Now I said all that to say this: as businesses begin to increasingly use SMS to advertise their products and events, these SMS messages could begin to take on the qualities of spam. As a matter of fact, unlike email spam, which is a problem for ISPs, telecoms service providers actually profit from the flood of messages (they bill the senders). So there is actually a disincentive for them to be part of any attempt to control SMS adverts. However, before it becomes a problem, regulatory bodies (Madam Dora and NCC) and telecoms companies need to set up rules and systems that give users control over whether or not they can be sent advertising text messages, or filter out what messages they can receive. Businesses to which we give our phone information should be explicit in how they intend to use that information before we give it to them. We probably need our own equivalent of no call lists.

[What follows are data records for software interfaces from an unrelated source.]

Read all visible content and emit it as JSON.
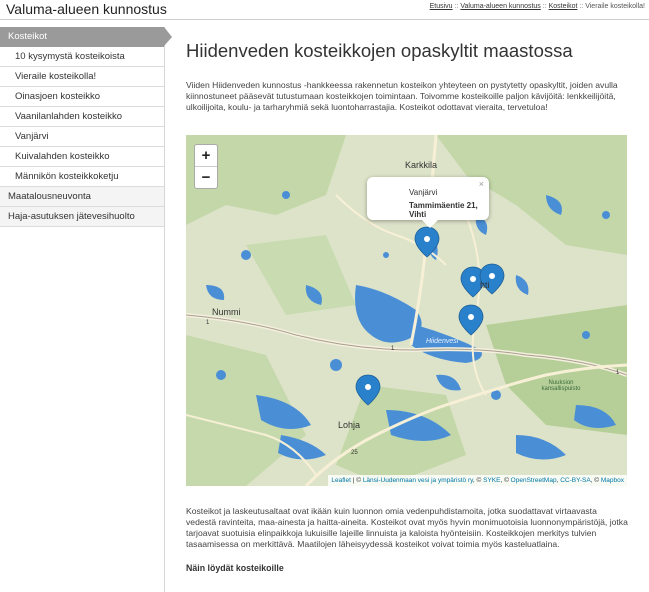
{
  "site": {
    "title": "Valuma-alueen kunnostus"
  },
  "breadcrumb": {
    "items": [
      "Etusivu",
      "Valuma-alueen kunnostus",
      "Kosteikot"
    ],
    "current": "Vieraile kosteikolla!",
    "separator": "::"
  },
  "sidebar": {
    "items": [
      {
        "label": "Kosteikot",
        "level": "top",
        "active": true
      },
      {
        "label": "10 kysymystä kosteikoista",
        "level": "sub"
      },
      {
        "label": "Vieraile kosteikolla!",
        "level": "sub",
        "current": true
      },
      {
        "label": "Oinasjoen kosteikko",
        "level": "sub"
      },
      {
        "label": "Vaanilanlahden kosteikko",
        "level": "sub"
      },
      {
        "label": "Vanjärvi",
        "level": "sub"
      },
      {
        "label": "Kuivalahden kosteikko",
        "level": "sub"
      },
      {
        "label": "Männikön kosteikkoketju",
        "level": "sub"
      },
      {
        "label": "Maatalousneuvonta",
        "level": "top"
      },
      {
        "label": "Haja-asutuksen jätevesihuolto",
        "level": "top"
      }
    ]
  },
  "main": {
    "title": "Hiidenveden kosteikkojen opaskyltit maastossa",
    "intro": "Viiden Hiidenveden kunnostus -hankkeessa rakennetun kosteikon yhteyteen on pystytetty opaskyltit, joiden avulla kiinnostuneet pääsevät tutustumaan kosteikkojen toimintaan. Toivomme kosteikoille paljon kävijöitä: lenkkeilijöitä, ulkoilijoita, koulu- ja tarharyhmiä sekä luontoharrastajia. Kosteikot odottavat vieraita, tervetuloa!",
    "body": "Kosteikot ja laskeutusaltaat ovat ikään kuin luonnon omia vedenpuhdistamoita, jotka suodattavat virtaavasta vedestä ravinteita, maa-ainesta ja haitta-aineita. Kosteikot ovat myös hyvin monimuotoisia luonnonympäristöjä, jotka tarjoavat suotuisia elinpaikkoja lukuisille lajeille linnuista ja kaloista hyönteisiin. Kosteikkojen merkitys tulvien tasaamisessa on merkittävä. Maatilojen läheisyydessä kosteikot voivat toimia myös kasteluatlaina.",
    "subheading": "Näin löydät kosteikoille"
  },
  "map": {
    "zoom_in": "+",
    "zoom_out": "−",
    "popup": {
      "name": "Vanjärvi",
      "address": "Tammimäentie 21, Vihti",
      "close": "×"
    },
    "places": {
      "karkkila": "Karkkila",
      "nummi": "Nummi",
      "lohja": "Lohja",
      "vihti": "hti",
      "hiidenvesi": "Hiidenvesi",
      "nuuksio": "Nuuksion kansallispuisto"
    },
    "road_numbers": {
      "r1a": "1",
      "r1b": "1",
      "r1c": "1",
      "r25": "25"
    },
    "attribution": {
      "leaflet": "Leaflet",
      "sep1": " | © ",
      "owner": "Länsi-Uudenmaan vesi ja ympäristö ry",
      "sep2": ", © ",
      "syke": "SYKE",
      "sep3": ", © ",
      "osm": "OpenStreetMap",
      "sep4": ", ",
      "license": "CC-BY-SA",
      "sep5": ", © ",
      "mapbox": "Mapbox"
    },
    "marker_color": "#2a81cb",
    "water_color": "#4a8fd6",
    "land_color": "#dde3c9",
    "forest_color": "#bcd3a0"
  }
}
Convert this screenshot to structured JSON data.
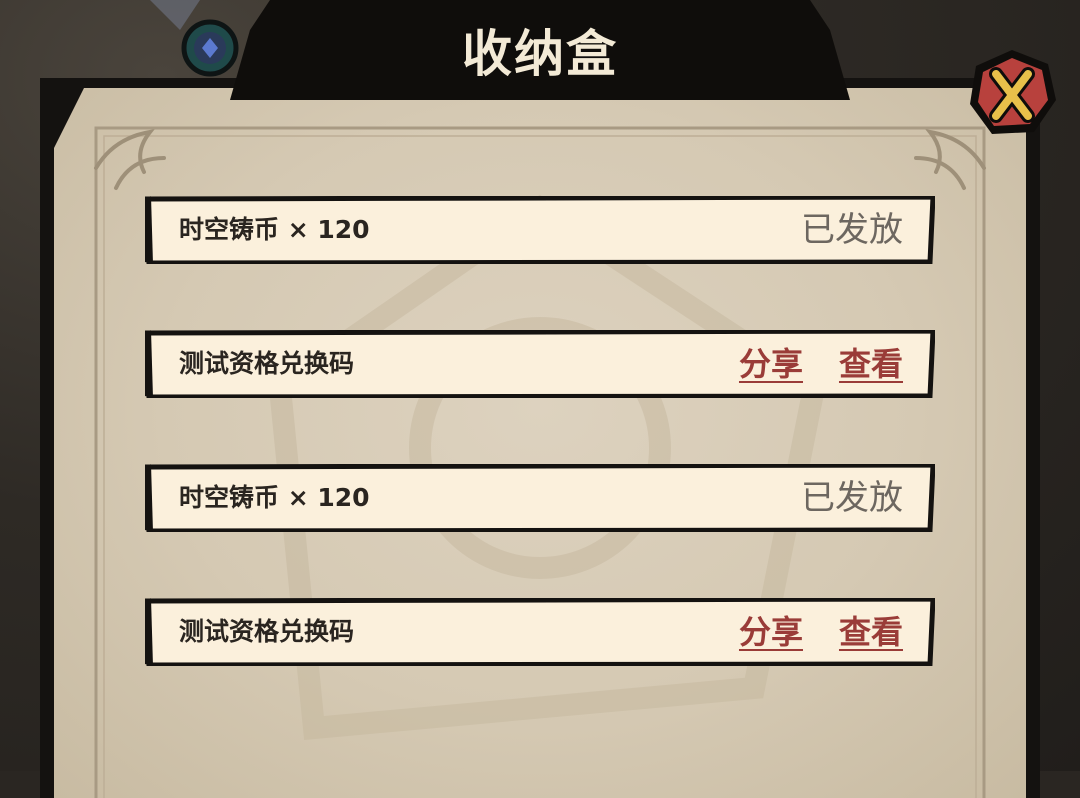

Of course, I may just be raising a false alarm. SMS spam may never become a real issue here in Nigeria. More likely though, its only going to be delayed en route to hitting us. The cost of messages may keep this prohibitive for most businesses. On the other hand, the internet has provided mechanisms for making so many expensive things (both good and bad) cheaper to accomplish. Indeed some may not share my viewpoint and see these messages as a source of valuable information and products. Either way you see it, the ability to control your personal communications and decide what reaches you or not, can only be a good thing.

What do you think?


Photo courtesy of G-rated Birdman on Flickr.

I just installed Snap.com’s widget. It gives a live preview of the page that links point to. Let me know how you like it.

Tuesday, November 3, 2009

Webify Your Trade 6: We Need Your Help.

uncle-sam The “Webify Your Trade” series hit a significant hitch when I came up against the problems of Nigerian internet connectivity. I had problems generating even the most basic sample site with SnapPages.com which uses Adobe Flash for its toolset, then had even bigger problems posting 66MB (eventually about 44MB) to a video sharing site. So the whole demo thing is on hold for a while till I figure out how to do it a lot less painfully than I did this time around.

Of course if someone in the UK, or US would like to take this up, help us set up a demo and send us the link to share here, we would really appreciate it. Any takers? In fact, let me make this an appeal to the community (OK don’t laugh): Can someone do a screen cast using SnapPages or Webs.com or other free web-based site builder to build a site that is based on the principles we discussed here and here. In the mean time, If you have created a business site yourself that looks pretty professional using free tools such as the ones I have listed or others I didn’t, let me know and we’ll do a consider it for showcase. However, it should be Nigeria focused or you should be resident in Nigeria for it to have that sense of authenticity.